The week's selling


Closing Price 4/28/09

Total Value Sold

52-Week Change

BlackRock (NYSE:BLK)




Red Hat (NYSE:RHT)




Cypress Semiconductor (NYSE:CY)




Sources: Fool.com, Yahoo! Finance, Form 4 Oracle.

Insiders sell for many reasons, including compensation, estate or tax planning, or just plain getting out. But they rarely (if ever) share those reasons with us. That said, these are open market sales, made by executives who have 100% control over the timing of their trades. Not so at TiVo (NASDAQ:TIVO), Hewlett-Packard (NYSE:HPQ), and Panera Bread (NASDAQ:PNRA), whose insiders have mostly been cashing in on a predetermined schedule known as a 10b5-1 trading plan.

Firms typically find their way here because their sellers either (a) exhibit good timing, or (b) are dumping significant portions of their stakes. With financier BlackRock, the latter's the case.

Not one insider or significant institutional owner had sold more than 1,000 shares since the beginning of the year -- until company president Robert Kapito sold 100,000 shares last Wednesday, 50,000 of which he acquired via option exercises at $37.36 a share.

He's cashing in at an interesting time. Consider BlackRock's first-quarter earnings report, also issued last week. Net income fell 65%. Revenue declined 24%. Total assets under management fell 6% to $1.28 trillion.

With numbers like that, you'd think that BlackRock's chief executive, Laurence Fink, would strike a cautious tone in his forward-looking comments. You'd be wrong:

In the second half of March, global equity markets found their footing, and institutional clients began issuing requests for proposals for the first time since last summer. In addition, demand for international retail products began to pick up after a prolonged industry contraction in which we maintained strong market position.

The stock rallied 10% after the report and is still rising. Good timing, Mr. Kapito.

Red Hat in the black
I'm not only a big fan of cloud computing -- accessing computing software and services over the Web -- but also of the firms and technologies that enable it, including Red Hat.

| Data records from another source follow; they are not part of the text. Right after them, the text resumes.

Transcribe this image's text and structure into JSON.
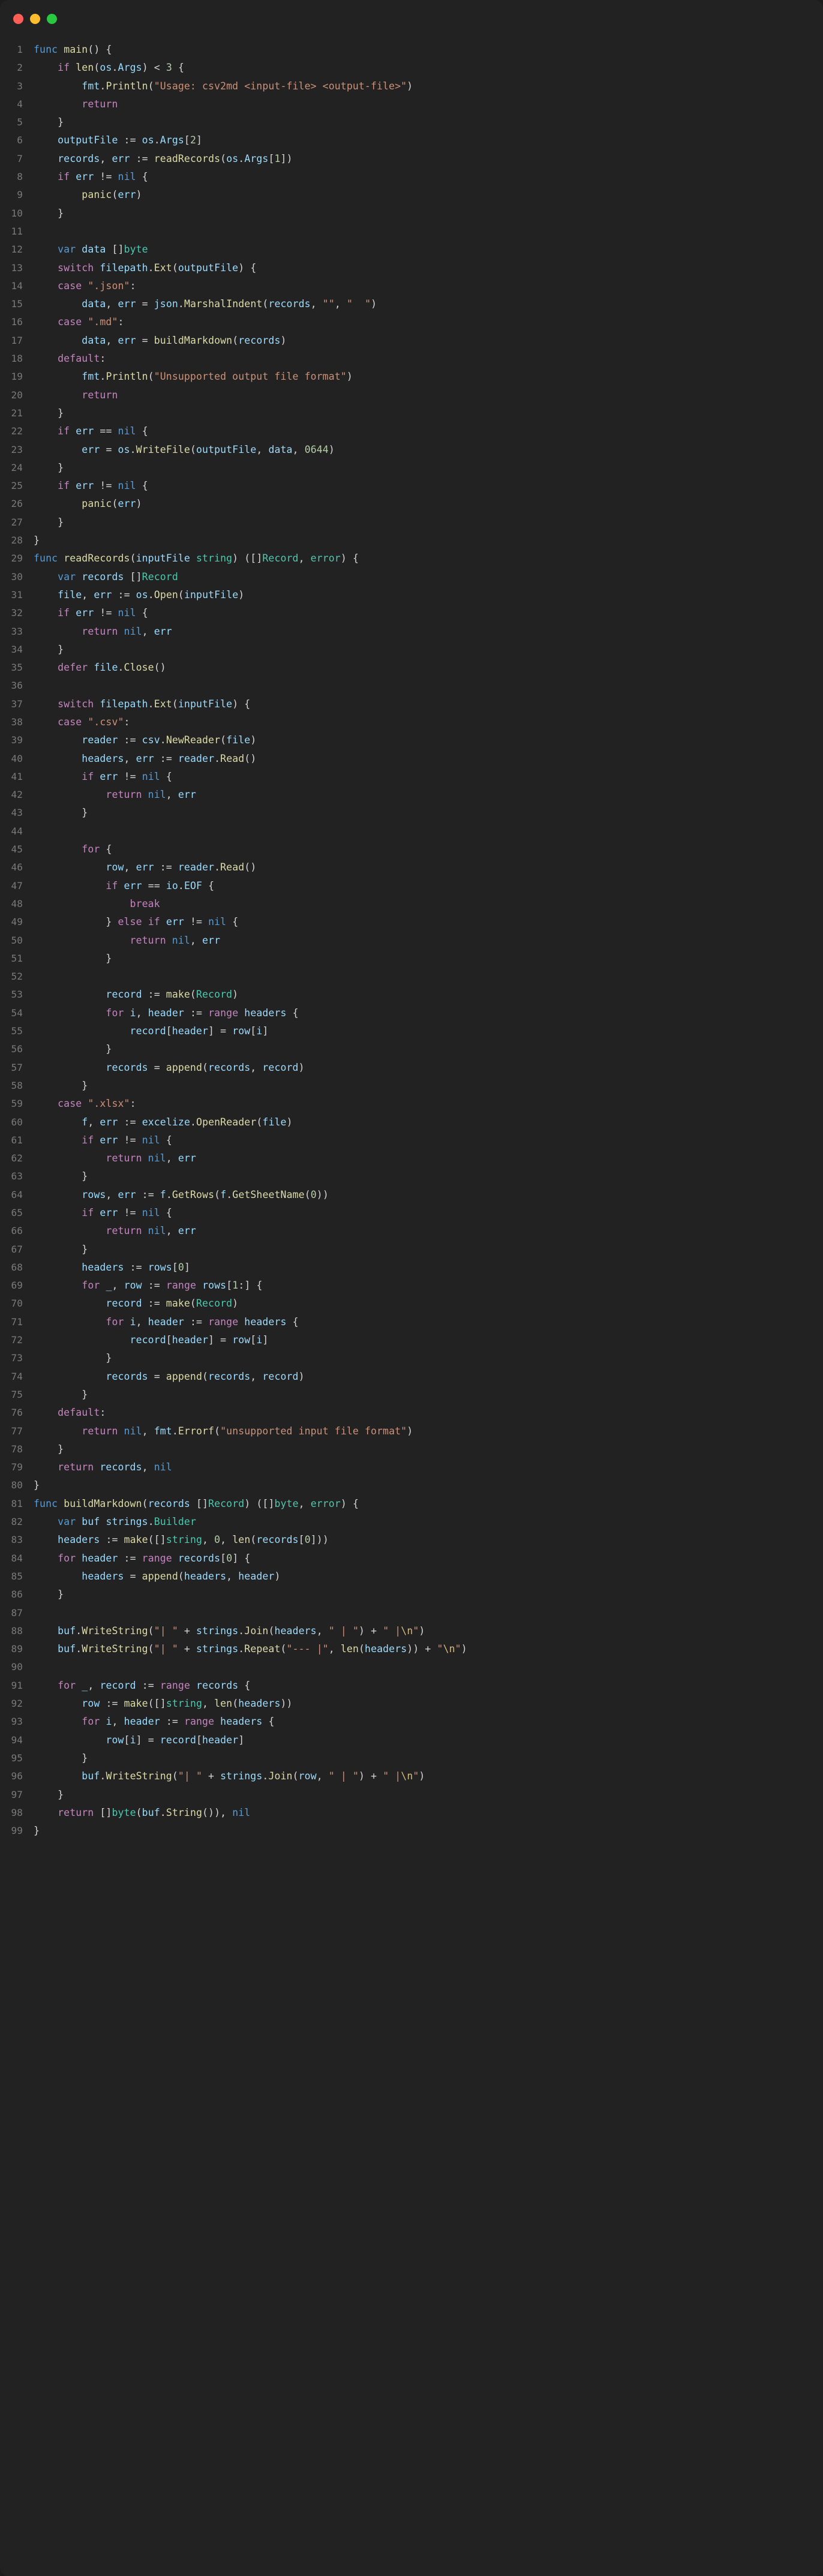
{
  "window": {
    "background_color": "#222222",
    "traffic_lights": [
      {
        "name": "close",
        "color": "#ff5f57"
      },
      {
        "name": "minimize",
        "color": "#febc2e"
      },
      {
        "name": "maximize",
        "color": "#28c840"
      }
    ]
  },
  "editor": {
    "language": "go",
    "theme_colors": {
      "background": "#222222",
      "line_number": "#7a7a7a",
      "default_text": "#d4d4d4",
      "control_keyword": "#c586c0",
      "declaration_keyword": "#569cd6",
      "type": "#4ec9b0",
      "function": "#dcdcaa",
      "variable": "#9cdcfe",
      "string": "#ce9178",
      "escape": "#d7ba7d",
      "number": "#b5cea8"
    },
    "first_line_number": 1,
    "last_line_number": 99,
    "total_lines": 99,
    "lines": [
      {
        "n": 1,
        "text": "func main() {"
      },
      {
        "n": 2,
        "text": "    if len(os.Args) < 3 {"
      },
      {
        "n": 3,
        "text": "        fmt.Println(\"Usage: csv2md <input-file> <output-file>\")"
      },
      {
        "n": 4,
        "text": "        return"
      },
      {
        "n": 5,
        "text": "    }"
      },
      {
        "n": 6,
        "text": "    outputFile := os.Args[2]"
      },
      {
        "n": 7,
        "text": "    records, err := readRecords(os.Args[1])"
      },
      {
        "n": 8,
        "text": "    if err != nil {"
      },
      {
        "n": 9,
        "text": "        panic(err)"
      },
      {
        "n": 10,
        "text": "    }"
      },
      {
        "n": 11,
        "text": ""
      },
      {
        "n": 12,
        "text": "    var data []byte"
      },
      {
        "n": 13,
        "text": "    switch filepath.Ext(outputFile) {"
      },
      {
        "n": 14,
        "text": "    case \".json\":"
      },
      {
        "n": 15,
        "text": "        data, err = json.MarshalIndent(records, \"\", \"  \")"
      },
      {
        "n": 16,
        "text": "    case \".md\":"
      },
      {
        "n": 17,
        "text": "        data, err = buildMarkdown(records)"
      },
      {
        "n": 18,
        "text": "    default:"
      },
      {
        "n": 19,
        "text": "        fmt.Println(\"Unsupported output file format\")"
      },
      {
        "n": 20,
        "text": "        return"
      },
      {
        "n": 21,
        "text": "    }"
      },
      {
        "n": 22,
        "text": "    if err == nil {"
      },
      {
        "n": 23,
        "text": "        err = os.WriteFile(outputFile, data, 0644)"
      },
      {
        "n": 24,
        "text": "    }"
      },
      {
        "n": 25,
        "text": "    if err != nil {"
      },
      {
        "n": 26,
        "text": "        panic(err)"
      },
      {
        "n": 27,
        "text": "    }"
      },
      {
        "n": 28,
        "text": "}"
      },
      {
        "n": 29,
        "text": "func readRecords(inputFile string) ([]Record, error) {"
      },
      {
        "n": 30,
        "text": "    var records []Record"
      },
      {
        "n": 31,
        "text": "    file, err := os.Open(inputFile)"
      },
      {
        "n": 32,
        "text": "    if err != nil {"
      },
      {
        "n": 33,
        "text": "        return nil, err"
      },
      {
        "n": 34,
        "text": "    }"
      },
      {
        "n": 35,
        "text": "    defer file.Close()"
      },
      {
        "n": 36,
        "text": ""
      },
      {
        "n": 37,
        "text": "    switch filepath.Ext(inputFile) {"
      },
      {
        "n": 38,
        "text": "    case \".csv\":"
      },
      {
        "n": 39,
        "text": "        reader := csv.NewReader(file)"
      },
      {
        "n": 40,
        "text": "        headers, err := reader.Read()"
      },
      {
        "n": 41,
        "text": "        if err != nil {"
      },
      {
        "n": 42,
        "text": "            return nil, err"
      },
      {
        "n": 43,
        "text": "        }"
      },
      {
        "n": 44,
        "text": ""
      },
      {
        "n": 45,
        "text": "        for {"
      },
      {
        "n": 46,
        "text": "            row, err := reader.Read()"
      },
      {
        "n": 47,
        "text": "            if err == io.EOF {"
      },
      {
        "n": 48,
        "text": "                break"
      },
      {
        "n": 49,
        "text": "            } else if err != nil {"
      },
      {
        "n": 50,
        "text": "                return nil, err"
      },
      {
        "n": 51,
        "text": "            }"
      },
      {
        "n": 52,
        "text": ""
      },
      {
        "n": 53,
        "text": "            record := make(Record)"
      },
      {
        "n": 54,
        "text": "            for i, header := range headers {"
      },
      {
        "n": 55,
        "text": "                record[header] = row[i]"
      },
      {
        "n": 56,
        "text": "            }"
      },
      {
        "n": 57,
        "text": "            records = append(records, record)"
      },
      {
        "n": 58,
        "text": "        }"
      },
      {
        "n": 59,
        "text": "    case \".xlsx\":"
      },
      {
        "n": 60,
        "text": "        f, err := excelize.OpenReader(file)"
      },
      {
        "n": 61,
        "text": "        if err != nil {"
      },
      {
        "n": 62,
        "text": "            return nil, err"
      },
      {
        "n": 63,
        "text": "        }"
      },
      {
        "n": 64,
        "text": "        rows, err := f.GetRows(f.GetSheetName(0))"
      },
      {
        "n": 65,
        "text": "        if err != nil {"
      },
      {
        "n": 66,
        "text": "            return nil, err"
      },
      {
        "n": 67,
        "text": "        }"
      },
      {
        "n": 68,
        "text": "        headers := rows[0]"
      },
      {
        "n": 69,
        "text": "        for _, row := range rows[1:] {"
      },
      {
        "n": 70,
        "text": "            record := make(Record)"
      },
      {
        "n": 71,
        "text": "            for i, header := range headers {"
      },
      {
        "n": 72,
        "text": "                record[header] = row[i]"
      },
      {
        "n": 73,
        "text": "            }"
      },
      {
        "n": 74,
        "text": "            records = append(records, record)"
      },
      {
        "n": 75,
        "text": "        }"
      },
      {
        "n": 76,
        "text": "    default:"
      },
      {
        "n": 77,
        "text": "        return nil, fmt.Errorf(\"unsupported input file format\")"
      },
      {
        "n": 78,
        "text": "    }"
      },
      {
        "n": 79,
        "text": "    return records, nil"
      },
      {
        "n": 80,
        "text": "}"
      },
      {
        "n": 81,
        "text": "func buildMarkdown(records []Record) ([]byte, error) {"
      },
      {
        "n": 82,
        "text": "    var buf strings.Builder"
      },
      {
        "n": 83,
        "text": "    headers := make([]string, 0, len(records[0]))"
      },
      {
        "n": 84,
        "text": "    for header := range records[0] {"
      },
      {
        "n": 85,
        "text": "        headers = append(headers, header)"
      },
      {
        "n": 86,
        "text": "    }"
      },
      {
        "n": 87,
        "text": ""
      },
      {
        "n": 88,
        "text": "    buf.WriteString(\"| \" + strings.Join(headers, \" | \") + \" |\\n\")"
      },
      {
        "n": 89,
        "text": "    buf.WriteString(\"| \" + strings.Repeat(\"--- |\", len(headers)) + \"\\n\")"
      },
      {
        "n": 90,
        "text": ""
      },
      {
        "n": 91,
        "text": "    for _, record := range records {"
      },
      {
        "n": 92,
        "text": "        row := make([]string, len(headers))"
      },
      {
        "n": 93,
        "text": "        for i, header := range headers {"
      },
      {
        "n": 94,
        "text": "            row[i] = record[header]"
      },
      {
        "n": 95,
        "text": "        }"
      },
      {
        "n": 96,
        "text": "        buf.WriteString(\"| \" + strings.Join(row, \" | \") + \" |\\n\")"
      },
      {
        "n": 97,
        "text": "    }"
      },
      {
        "n": 98,
        "text": "    return []byte(buf.String()), nil"
      },
      {
        "n": 99,
        "text": "}"
      }
    ]
  }
}
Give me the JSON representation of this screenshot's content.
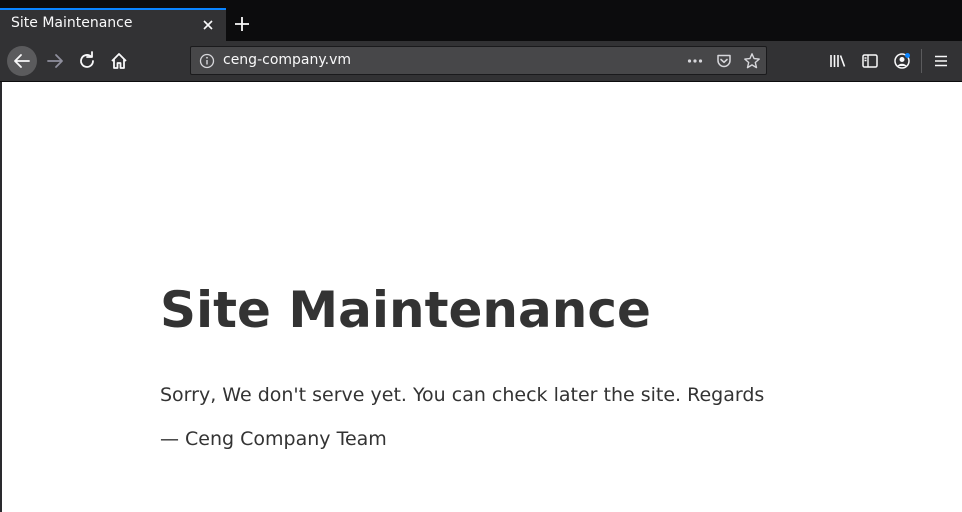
{
  "browser": {
    "tab": {
      "title": "Site Maintenance",
      "accent_color": "#0a84ff"
    },
    "toolbar": {
      "back_icon": "arrow-left-icon",
      "forward_icon": "arrow-right-icon",
      "reload_icon": "reload-icon",
      "home_icon": "home-icon",
      "library_icon": "library-icon",
      "sidebar_icon": "sidebar-icon",
      "account_icon": "account-icon",
      "menu_icon": "hamburger-menu-icon"
    },
    "urlbar": {
      "url": "ceng-company.vm",
      "info_icon": "info-icon",
      "actions": [
        "more-actions-icon",
        "pocket-icon",
        "bookmark-star-icon"
      ]
    }
  },
  "page": {
    "title": "Site Maintenance",
    "message": "Sorry, We don't serve yet. You can check later the site. Regards",
    "signature": "— Ceng Company Team",
    "text_color": "#333333"
  }
}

The company is a popular distributor of the Linux operating system for Web servers found in the data centers that help to create and sustain the "cloud." IBM and Sun Microsystems (NASDAQ:JAVA) number among Red Hat's server-making customers.

If there's a knock on Red Hat, it's that the Linux operating system is open source, freely available to anyone who wants to use it. Red Hat profits by adding services -- the JBoss application server, for example -- and selling support to corporate clients that use its software.

That strategy is paying off. Red Hat reported a 17.5% rise in revenue and a 9.5% gain in cash from operations in its fiscal fourth-quarter.

Interestingly, the Foolish investors following Red Hat in our 130,000-plus Motley Fool CAPS investor intelligence database anticipated the good news, upgrading Red Hat from two to three stars in January. A majority of them still like the stock today:


Red Hat

CAPS stars (5 max)


Total ratings


Percent Bulls


Percent Bears


Bullish pitches

97 out of 123

Data current as of April 29, 2009.

"Ended 2008 strong, has tons of cash and little debt, and will benefit from the ever persistent threat of Confiker and its ilk wrecking havoc on Microsoft products perpetually targeted by hackers," wrote CAPS All-Star NLP49 in March.

So, why has longtime Red Hat executive and current board member Matthew Szulik been selling in bulk? Your guess is as good as mine. I only know that he's cashed in more than one-fourth of his direct holdings since mid-April.

There's your update. See you back here next week for more stocks you should avoid.

Get the inside scoop on stocks of all sizes with related Foolishness:

Microsoft is a Motley Fool Inside Value pick. Try any of our Foolish newsletter services free for 30 days.

Fool contributor Tim Beyers also writes for Motley Fool Rule Breakers. He owned shares of IBM at the time of publication. Check out his portfolio holdings and Foolish writings, or connect with him on Twitter as @milehighfool.

The Motley Fool is also on Twitter as @TheMotleyFool. Its disclosure policy is the undisputed heavyweight champ among disclosure policies.